December 27th 1998: the founding guitarist Cziglán István died suddenly, and some months later the third studio album by Solaris saw the light, titled "Nostradamus (Book of prophecies)", dedicated to him. The substituting member is Bodgán Csaba (guitars), who is helped here by the rest of the classic line-up of the band, Erdész Róbert (keyboards), Gömör László (drums), Kisszabó Gábor (bass), Kollár Attila (flute and vocals) and Pócs Tamás (bass), and the honorary manager Tereh István. There is also a group of collaborators, among which we should highlight the guitarist Varga János, a former member of the progressive group East."Nostradamus" is a conceptual work dedicated to developing the relationship amongst people and the flow of time. The music follows the co-ordinates of the first phase of the group, although now certain influences from medieval music, blues and jazz can be appreciated. We could add that, in our opinion, the excellent solo album by Kollár Attila, "Musical witchcraft", released two years ago, has influenced the evolution of the Hungarians. The production is very correct, and the booklet artwork is excellent, with detailed information on the theme of the album and the band in general."I. Birth of visions" is the first track of the 3-movement suite titled "Book of prophecies" (20:35). Here the musical patterns of the album are already present: technological keyboards, polyphonic choirs that sing and recite texts in Latin, and flutes closer to Jethro Tull and Focus than to Camel. "II. Book of prophecies", the second movement of the suite, is much longer and develops the initial fragments, with a great presence of choirs, keyboards and powerful guitars. Finally, "III. At the gate of eternity" concludes the suite with acoustic motifs and a more slowed down rhythm."The duel" (7:20) is a dynamic track with many rhythm changes and a great work of the keyboards (with some fragments reminiscent of ELP), the electric guitar and the flute a la Tull. The texts continue to be sung by a choir and are also written in Latin. "The lion's empire" (6:40) is the fifth cut of the album, and contains a repetitive flute fragment directly linked to the fourth track of the aforementioned "Musical witchcraft". The bass work contributes perfectly to the development of the song."Wings of the Phoenix" (5:08) is a powerful cut with a great flute performance that presents medieval influences at some moments. This song is 100% Solaris, with multiple rhythm changes and complex structures from the whole group of instruments, highlighting among them some very progressive keyboards. One of the best tracks of the album. Next, "Ship of darkness" (5:46) carries us into dark atmospheres, due to the choirs, which seem to call for evil. The combination of instruments is excellent again, with an interesting fragment with percussive games towards the end of the song.
Vocals lead "Wargames" (4:28), which also has multitude of effects (machine guns, etc.) and a well done chorus.

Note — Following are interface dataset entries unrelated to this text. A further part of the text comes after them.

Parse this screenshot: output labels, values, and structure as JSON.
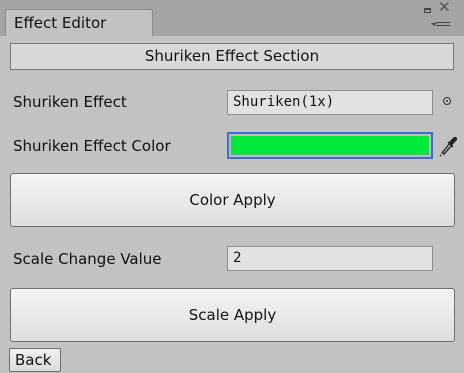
{
  "window": {
    "tab_title": "Effect Editor"
  },
  "icons": {
    "maximize": "maximize-icon",
    "close": "close-icon",
    "menu": "menu-icon",
    "object_picker": "object-picker-icon",
    "eyedropper": "eyedropper-icon"
  },
  "section": {
    "title": "Shuriken Effect Section"
  },
  "shuriken_effect": {
    "label": "Shuriken Effect",
    "value": "Shuriken(1x)"
  },
  "shuriken_color": {
    "label": "Shuriken Effect Color",
    "color": "#00e83a"
  },
  "buttons": {
    "color_apply": "Color Apply",
    "scale_apply": "Scale Apply",
    "back": "Back"
  },
  "scale": {
    "label": "Scale Change Value",
    "value": "2"
  },
  "colors": {
    "background": "#c2c2c2",
    "tab_bar": "#a4a4a4",
    "focus_border": "#3b6fd4"
  }
}
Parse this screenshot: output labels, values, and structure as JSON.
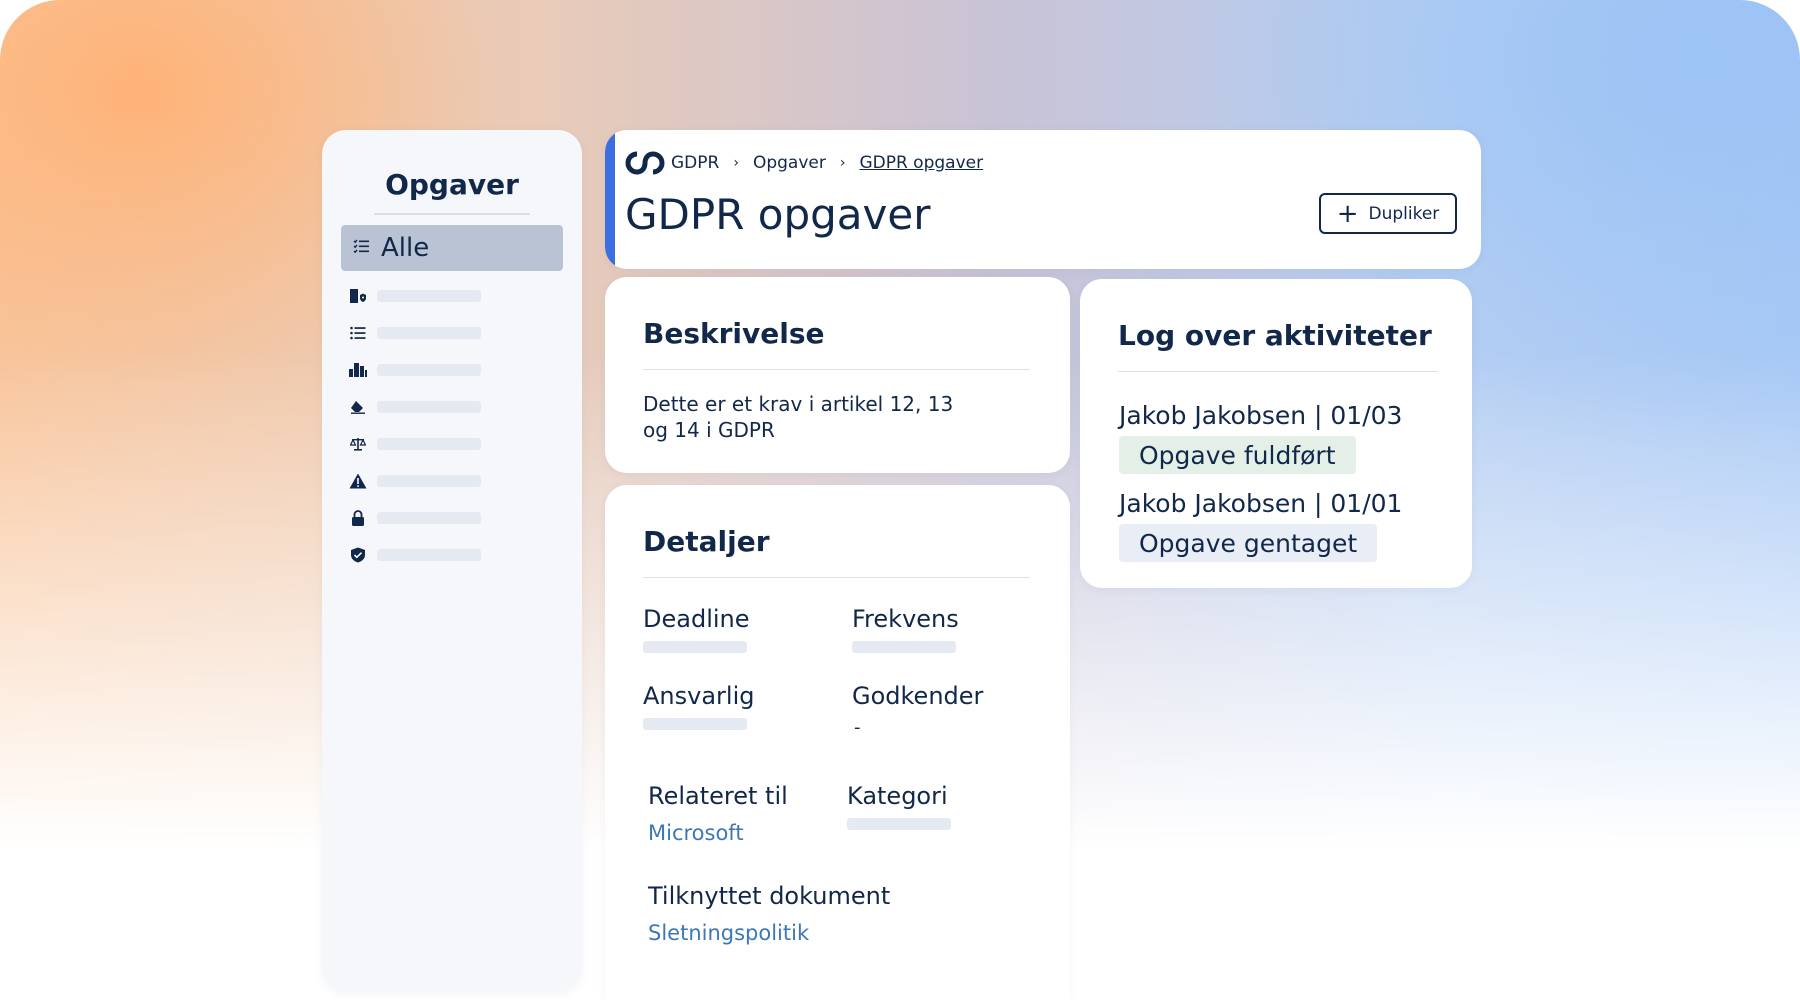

Tracks 9 and 10 are the suite "The moment of truth" (6:40) which follows the patterns of the album, but with the addition of a saxophone and influences of blues and jazz. The album concludes with the bonus track "Book of prophecies - Radio edit" (3:25), a short version of the central song of the suite that subtitles the album. It is not bad at all, but I do not think it will become a hit single in commercial radios, while if the reason of including it in the album is to be played in progressive radio shows, these will probably prefer to play the complete version of the piece.
"Nostradamus" is a good album which I am sure progressive fans will like, as it contains quality music elaborated by good musicians and a wide range of influences. However, in my opinion, the songs should have been worked out a little more. There are not remarkable differences amongst them and in some moments it seems that the musical discourse gets lost and does not know how to carry on. If you are fans of Solaris, for sure you will like "Nostradamus". In case that you do not know the music of this Hungarian group, I would recommend you to begin with "Marsbéli krónikák".